By Henry M, Hargreaves K

Date: 01/2007
Journal: Dental Clinics

Purpose:

Discuss peripheral mechanisms of odontogenic pain

Results:

Function: allow peripheral terminals of nociceptors to detect & respond to noxious signals in their environment.

1.G-protein-coupled receptors (GPCRs)neuropeptide binds to GPCR, G protein (Gαi/o, Gαq, Gαs) activation.

a.Gαi/o = nerve activity inhibition. Neuropeptides: somatostatin, NPY, opioids.

b.Gαq = activation of phospholipase C & protein kinase C, sensitization of TRPV1 receptor, ↑ expression of bradykinin & CGRP , ↑ odontogenic pain. Neuropeptides: SP neuropeptide, bradykinin

c.Gαs = nerve activity activation = odontogenic pain. Neuropeptides: prostaglandins, CGRP.

2.Voltage gated ion channels essential in the formation & propagation of action potentials.

a.Na channels most focused. Activation à ↑ neuronal excitability in inflammatory & pain conditions.

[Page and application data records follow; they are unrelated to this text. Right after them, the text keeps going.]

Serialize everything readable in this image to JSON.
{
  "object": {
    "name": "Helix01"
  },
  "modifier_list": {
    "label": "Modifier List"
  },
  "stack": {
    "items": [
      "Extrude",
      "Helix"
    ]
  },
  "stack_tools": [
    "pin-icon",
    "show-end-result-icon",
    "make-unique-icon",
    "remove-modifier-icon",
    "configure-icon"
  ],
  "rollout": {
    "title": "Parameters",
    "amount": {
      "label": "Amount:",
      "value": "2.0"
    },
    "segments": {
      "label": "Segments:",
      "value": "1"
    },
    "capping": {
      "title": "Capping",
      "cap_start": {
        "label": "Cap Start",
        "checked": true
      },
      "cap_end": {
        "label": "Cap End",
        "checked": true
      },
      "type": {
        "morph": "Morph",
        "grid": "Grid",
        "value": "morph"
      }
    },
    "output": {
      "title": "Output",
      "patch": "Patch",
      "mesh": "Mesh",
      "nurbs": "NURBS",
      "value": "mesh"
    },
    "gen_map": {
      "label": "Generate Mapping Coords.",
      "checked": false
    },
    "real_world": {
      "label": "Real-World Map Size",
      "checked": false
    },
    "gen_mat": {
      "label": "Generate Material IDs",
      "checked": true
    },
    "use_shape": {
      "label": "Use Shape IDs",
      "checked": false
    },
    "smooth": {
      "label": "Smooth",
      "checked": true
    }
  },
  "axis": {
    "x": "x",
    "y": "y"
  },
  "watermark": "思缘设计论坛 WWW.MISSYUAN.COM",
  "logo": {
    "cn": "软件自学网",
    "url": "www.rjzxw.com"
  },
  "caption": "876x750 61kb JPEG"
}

b.K channels terminate nerve activity. Anticonvulsants have been shown to be effective in treating neuropathic and chronic pain. Thus, this could be a new drug target.

c.Ca channels play an important role in vesicle fusion and release of neurotransmitter during synaptic transmission. Mice lacking Cav2.2 channel show ↓ inflammatory & neuropathic pain behaviors. Pregabalin & gabapentin bind to α2-δ type 1 subunits on Ca channels as an analgesic.

d.Pulp of painful teeth show a “remodeling of Na channels within axons.” Expression of isoforms Nav 1.7 and Nav 1.8 is greater near areas of inflammation in painful teeth. They are also located at the nodes of Ranvier, which can lead to spontaneous activity of myelinated fibers (e.g., sharp, shooting pain).